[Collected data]
[Start of Attachment]

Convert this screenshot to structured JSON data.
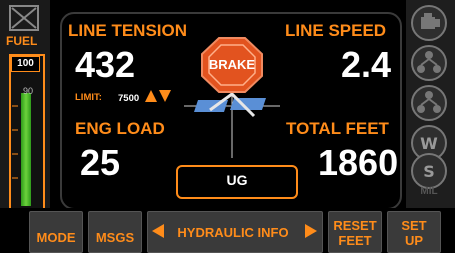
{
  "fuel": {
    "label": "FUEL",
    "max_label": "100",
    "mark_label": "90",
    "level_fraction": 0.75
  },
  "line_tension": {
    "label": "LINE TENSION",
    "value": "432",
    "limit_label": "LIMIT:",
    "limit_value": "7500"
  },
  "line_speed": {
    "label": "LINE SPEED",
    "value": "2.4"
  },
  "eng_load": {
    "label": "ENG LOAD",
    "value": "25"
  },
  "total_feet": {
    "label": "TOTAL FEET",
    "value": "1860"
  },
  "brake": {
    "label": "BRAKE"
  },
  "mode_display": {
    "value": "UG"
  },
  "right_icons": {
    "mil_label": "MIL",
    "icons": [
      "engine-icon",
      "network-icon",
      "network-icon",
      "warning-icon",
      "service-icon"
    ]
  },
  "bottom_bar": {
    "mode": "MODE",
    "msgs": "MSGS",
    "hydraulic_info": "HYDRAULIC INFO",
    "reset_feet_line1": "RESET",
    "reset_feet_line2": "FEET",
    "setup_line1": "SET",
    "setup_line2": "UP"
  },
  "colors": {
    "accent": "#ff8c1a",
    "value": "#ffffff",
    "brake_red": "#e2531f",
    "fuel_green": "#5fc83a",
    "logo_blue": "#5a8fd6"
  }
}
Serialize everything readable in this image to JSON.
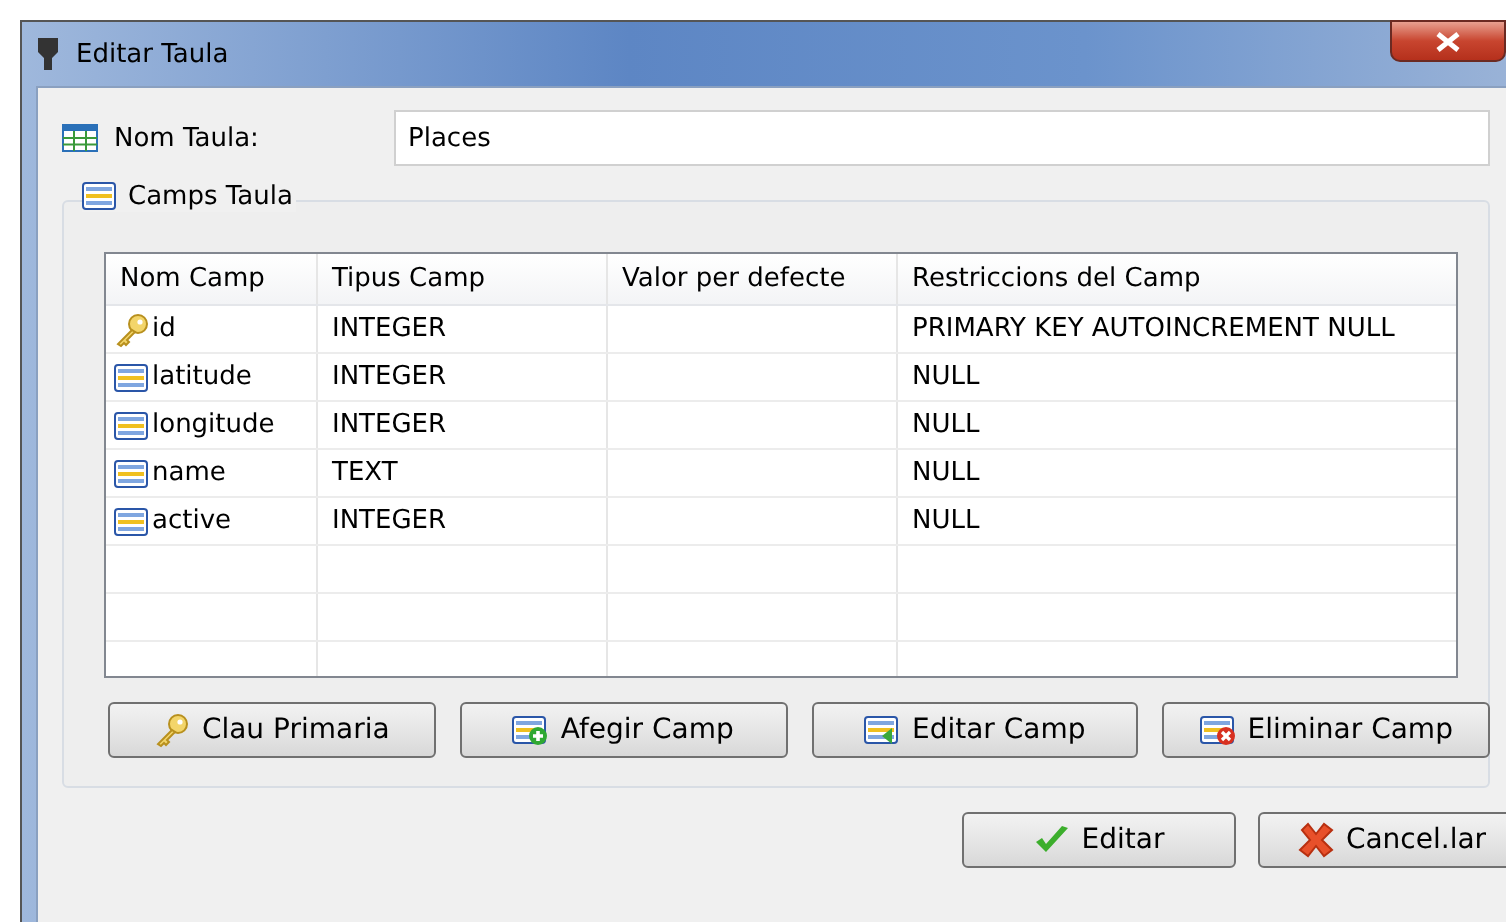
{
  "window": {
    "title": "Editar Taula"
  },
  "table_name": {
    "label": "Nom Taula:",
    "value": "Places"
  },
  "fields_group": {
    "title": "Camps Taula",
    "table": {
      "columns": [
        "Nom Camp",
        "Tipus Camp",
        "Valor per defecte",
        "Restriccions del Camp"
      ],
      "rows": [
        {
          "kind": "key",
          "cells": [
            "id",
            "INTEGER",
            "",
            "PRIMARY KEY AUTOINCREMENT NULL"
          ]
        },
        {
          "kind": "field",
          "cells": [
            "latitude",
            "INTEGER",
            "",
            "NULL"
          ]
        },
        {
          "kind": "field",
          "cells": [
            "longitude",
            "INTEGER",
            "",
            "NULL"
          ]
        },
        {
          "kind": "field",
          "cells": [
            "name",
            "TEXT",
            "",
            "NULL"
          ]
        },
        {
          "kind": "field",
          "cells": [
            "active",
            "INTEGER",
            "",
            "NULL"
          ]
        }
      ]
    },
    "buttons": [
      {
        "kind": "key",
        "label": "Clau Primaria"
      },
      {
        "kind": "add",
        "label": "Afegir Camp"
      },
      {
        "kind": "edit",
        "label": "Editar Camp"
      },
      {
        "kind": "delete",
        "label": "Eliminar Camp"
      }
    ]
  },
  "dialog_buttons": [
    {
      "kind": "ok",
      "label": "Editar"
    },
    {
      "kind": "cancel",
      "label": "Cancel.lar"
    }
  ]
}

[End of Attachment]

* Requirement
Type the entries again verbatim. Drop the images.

* Answer space
Convert this screenshot to structured JSON data.
{
  "fuel": {
    "label": "FUEL",
    "max_label": "100",
    "mark_label": "90",
    "level_fraction": 0.75
  },
  "line_tension": {
    "label": "LINE TENSION",
    "value": "432",
    "limit_label": "LIMIT:",
    "limit_value": "7500"
  },
  "line_speed": {
    "label": "LINE SPEED",
    "value": "2.4"
  },
  "eng_load": {
    "label": "ENG LOAD",
    "value": "25"
  },
  "total_feet": {
    "label": "TOTAL FEET",
    "value": "1860"
  },
  "brake": {
    "label": "BRAKE"
  },
  "mode_display": {
    "value": "UG"
  },
  "right_icons": {
    "mil_label": "MIL",
    "icons": [
      "engine-icon",
      "network-icon",
      "network-icon",
      "warning-icon",
      "service-icon"
    ]
  },
  "bottom_bar": {
    "mode": "MODE",
    "msgs": "MSGS",
    "hydraulic_info": "HYDRAULIC INFO",
    "reset_feet_line1": "RESET",
    "reset_feet_line2": "FEET",
    "setup_line1": "SET",
    "setup_line2": "UP"
  },
  "colors": {
    "accent": "#ff8c1a",
    "value": "#ffffff",
    "brake_red": "#e2531f",
    "fuel_green": "#5fc83a",
    "logo_blue": "#5a8fd6"
  }
}
Serialize everything readable in this image to JSON.
{
  "window": {
    "title": "Editar Taula"
  },
  "table_name": {
    "label": "Nom Taula:",
    "value": "Places"
  },
  "fields_group": {
    "title": "Camps Taula",
    "table": {
      "columns": [
        "Nom Camp",
        "Tipus Camp",
        "Valor per defecte",
        "Restriccions del Camp"
      ],
      "rows": [
        {
          "kind": "key",
          "cells": [
            "id",
            "INTEGER",
            "",
            "PRIMARY KEY AUTOINCREMENT NULL"
          ]
        },
        {
          "kind": "field",
          "cells": [
            "latitude",
            "INTEGER",
            "",
            "NULL"
          ]
        },
        {
          "kind": "field",
          "cells": [
            "longitude",
            "INTEGER",
            "",
            "NULL"
          ]
        },
        {
          "kind": "field",
          "cells": [
            "name",
            "TEXT",
            "",
            "NULL"
          ]
        },
        {
          "kind": "field",
          "cells": [
            "active",
            "INTEGER",
            "",
            "NULL"
          ]
        }
      ]
    },
    "buttons": [
      {
        "kind": "key",
        "label": "Clau Primaria"
      },
      {
        "kind": "add",
        "label": "Afegir Camp"
      },
      {
        "kind": "edit",
        "label": "Editar Camp"
      },
      {
        "kind": "delete",
        "label": "Eliminar Camp"
      }
    ]
  },
  "dialog_buttons": [
    {
      "kind": "ok",
      "label": "Editar"
    },
    {
      "kind": "cancel",
      "label": "Cancel.lar"
    }
  ]
}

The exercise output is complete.